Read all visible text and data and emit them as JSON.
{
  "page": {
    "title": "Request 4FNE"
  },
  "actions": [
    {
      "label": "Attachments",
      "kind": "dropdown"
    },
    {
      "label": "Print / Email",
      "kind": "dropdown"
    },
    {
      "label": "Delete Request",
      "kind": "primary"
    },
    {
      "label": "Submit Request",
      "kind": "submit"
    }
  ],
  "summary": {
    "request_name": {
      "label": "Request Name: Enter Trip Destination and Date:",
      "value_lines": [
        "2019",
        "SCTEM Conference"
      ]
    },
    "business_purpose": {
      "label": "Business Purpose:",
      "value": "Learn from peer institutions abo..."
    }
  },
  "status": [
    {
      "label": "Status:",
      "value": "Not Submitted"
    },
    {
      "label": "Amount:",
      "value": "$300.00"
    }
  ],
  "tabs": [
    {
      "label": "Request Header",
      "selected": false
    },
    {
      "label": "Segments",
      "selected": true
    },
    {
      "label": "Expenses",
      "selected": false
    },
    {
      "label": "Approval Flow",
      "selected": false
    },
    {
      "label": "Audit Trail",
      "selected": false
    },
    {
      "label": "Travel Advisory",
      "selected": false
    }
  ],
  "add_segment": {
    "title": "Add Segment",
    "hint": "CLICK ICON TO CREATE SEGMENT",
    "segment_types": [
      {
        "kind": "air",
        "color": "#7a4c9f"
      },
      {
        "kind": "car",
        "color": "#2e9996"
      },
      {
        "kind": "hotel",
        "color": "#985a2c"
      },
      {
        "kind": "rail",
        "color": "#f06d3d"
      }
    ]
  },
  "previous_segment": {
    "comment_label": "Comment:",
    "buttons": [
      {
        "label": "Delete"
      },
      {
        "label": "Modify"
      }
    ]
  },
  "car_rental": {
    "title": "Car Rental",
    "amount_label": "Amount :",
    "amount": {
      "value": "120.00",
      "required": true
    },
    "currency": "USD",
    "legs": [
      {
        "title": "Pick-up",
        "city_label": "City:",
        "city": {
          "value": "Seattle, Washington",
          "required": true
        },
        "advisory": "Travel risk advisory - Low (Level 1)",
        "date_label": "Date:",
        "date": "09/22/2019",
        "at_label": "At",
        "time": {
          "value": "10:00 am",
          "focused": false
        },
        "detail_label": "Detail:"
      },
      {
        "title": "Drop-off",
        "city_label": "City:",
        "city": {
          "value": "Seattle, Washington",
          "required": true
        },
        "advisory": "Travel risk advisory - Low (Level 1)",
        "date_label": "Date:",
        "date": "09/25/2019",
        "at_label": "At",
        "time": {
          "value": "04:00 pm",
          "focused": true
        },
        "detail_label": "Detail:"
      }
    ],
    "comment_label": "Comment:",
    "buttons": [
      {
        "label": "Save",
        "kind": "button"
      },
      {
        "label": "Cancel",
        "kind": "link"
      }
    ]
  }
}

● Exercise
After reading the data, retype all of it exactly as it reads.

● Your solution
Read all visible text and data and emit them as JSON.
{
  "page": {
    "title": "Request 4FNE"
  },
  "actions": [
    {
      "label": "Attachments",
      "kind": "dropdown"
    },
    {
      "label": "Print / Email",
      "kind": "dropdown"
    },
    {
      "label": "Delete Request",
      "kind": "primary"
    },
    {
      "label": "Submit Request",
      "kind": "submit"
    }
  ],
  "summary": {
    "request_name": {
      "label": "Request Name: Enter Trip Destination and Date:",
      "value_lines": [
        "2019",
        "SCTEM Conference"
      ]
    },
    "business_purpose": {
      "label": "Business Purpose:",
      "value": "Learn from peer institutions abo..."
    }
  },
  "status": [
    {
      "label": "Status:",
      "value": "Not Submitted"
    },
    {
      "label": "Amount:",
      "value": "$300.00"
    }
  ],
  "tabs": [
    {
      "label": "Request Header",
      "selected": false
    },
    {
      "label": "Segments",
      "selected": true
    },
    {
      "label": "Expenses",
      "selected": false
    },
    {
      "label": "Approval Flow",
      "selected": false
    },
    {
      "label": "Audit Trail",
      "selected": false
    },
    {
      "label": "Travel Advisory",
      "selected": false
    }
  ],
  "add_segment": {
    "title": "Add Segment",
    "hint": "CLICK ICON TO CREATE SEGMENT",
    "segment_types": [
      {
        "kind": "air",
        "color": "#7a4c9f"
      },
      {
        "kind": "car",
        "color": "#2e9996"
      },
      {
        "kind": "hotel",
        "color": "#985a2c"
      },
      {
        "kind": "rail",
        "color": "#f06d3d"
      }
    ]
  },
  "previous_segment": {
    "comment_label": "Comment:",
    "buttons": [
      {
        "label": "Delete"
      },
      {
        "label": "Modify"
      }
    ]
  },
  "car_rental": {
    "title": "Car Rental",
    "amount_label": "Amount :",
    "amount": {
      "value": "120.00",
      "required": true
    },
    "currency": "USD",
    "legs": [
      {
        "title": "Pick-up",
        "city_label": "City:",
        "city": {
          "value": "Seattle, Washington",
          "required": true
        },
        "advisory": "Travel risk advisory - Low (Level 1)",
        "date_label": "Date:",
        "date": "09/22/2019",
        "at_label": "At",
        "time": {
          "value": "10:00 am",
          "focused": false
        },
        "detail_label": "Detail:"
      },
      {
        "title": "Drop-off",
        "city_label": "City:",
        "city": {
          "value": "Seattle, Washington",
          "required": true
        },
        "advisory": "Travel risk advisory - Low (Level 1)",
        "date_label": "Date:",
        "date": "09/25/2019",
        "at_label": "At",
        "time": {
          "value": "04:00 pm",
          "focused": true
        },
        "detail_label": "Detail:"
      }
    ],
    "comment_label": "Comment:",
    "buttons": [
      {
        "label": "Save",
        "kind": "button"
      },
      {
        "label": "Cancel",
        "kind": "link"
      }
    ]
  }
}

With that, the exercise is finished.